**Instructions for the task**
Reproduce all entries precisely, down to the last character.

**Records provided**
- Opening Delimiter -
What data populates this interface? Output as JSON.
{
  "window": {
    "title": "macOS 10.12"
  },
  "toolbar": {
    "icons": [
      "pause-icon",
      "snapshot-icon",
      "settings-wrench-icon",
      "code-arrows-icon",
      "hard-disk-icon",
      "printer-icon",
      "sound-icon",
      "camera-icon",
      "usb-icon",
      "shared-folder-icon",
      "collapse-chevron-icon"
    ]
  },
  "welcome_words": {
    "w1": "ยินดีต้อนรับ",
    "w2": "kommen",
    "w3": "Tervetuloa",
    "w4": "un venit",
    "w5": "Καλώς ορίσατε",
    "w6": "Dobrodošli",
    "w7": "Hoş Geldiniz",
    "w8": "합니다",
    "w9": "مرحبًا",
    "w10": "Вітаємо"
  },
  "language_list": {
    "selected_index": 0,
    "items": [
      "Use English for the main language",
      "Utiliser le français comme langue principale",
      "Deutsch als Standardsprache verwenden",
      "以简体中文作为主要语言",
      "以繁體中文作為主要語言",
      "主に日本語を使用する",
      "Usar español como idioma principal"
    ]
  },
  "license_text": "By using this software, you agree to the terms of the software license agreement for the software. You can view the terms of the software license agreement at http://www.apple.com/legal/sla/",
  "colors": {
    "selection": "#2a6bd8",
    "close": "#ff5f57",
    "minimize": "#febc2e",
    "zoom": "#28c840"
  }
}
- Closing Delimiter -
**Reply to the task**
What data populates this interface? Output as JSON.
{
  "window": {
    "title": "macOS 10.12"
  },
  "toolbar": {
    "icons": [
      "pause-icon",
      "snapshot-icon",
      "settings-wrench-icon",
      "code-arrows-icon",
      "hard-disk-icon",
      "printer-icon",
      "sound-icon",
      "camera-icon",
      "usb-icon",
      "shared-folder-icon",
      "collapse-chevron-icon"
    ]
  },
  "welcome_words": {
    "w1": "ยินดีต้อนรับ",
    "w2": "kommen",
    "w3": "Tervetuloa",
    "w4": "un venit",
    "w5": "Καλώς ορίσατε",
    "w6": "Dobrodošli",
    "w7": "Hoş Geldiniz",
    "w8": "합니다",
    "w9": "مرحبًا",
    "w10": "Вітаємо"
  },
  "language_list": {
    "selected_index": 0,
    "items": [
      "Use English for the main language",
      "Utiliser le français comme langue principale",
      "Deutsch als Standardsprache verwenden",
      "以简体中文作为主要语言",
      "以繁體中文作為主要語言",
      "主に日本語を使用する",
      "Usar español como idioma principal"
    ]
  },
  "license_text": "By using this software, you agree to the terms of the software license agreement for the software. You can view the terms of the software license agreement at http://www.apple.com/legal/sla/",
  "colors": {
    "selection": "#2a6bd8",
    "close": "#ff5f57",
    "minimize": "#febc2e",
    "zoom": "#28c840"
  }
}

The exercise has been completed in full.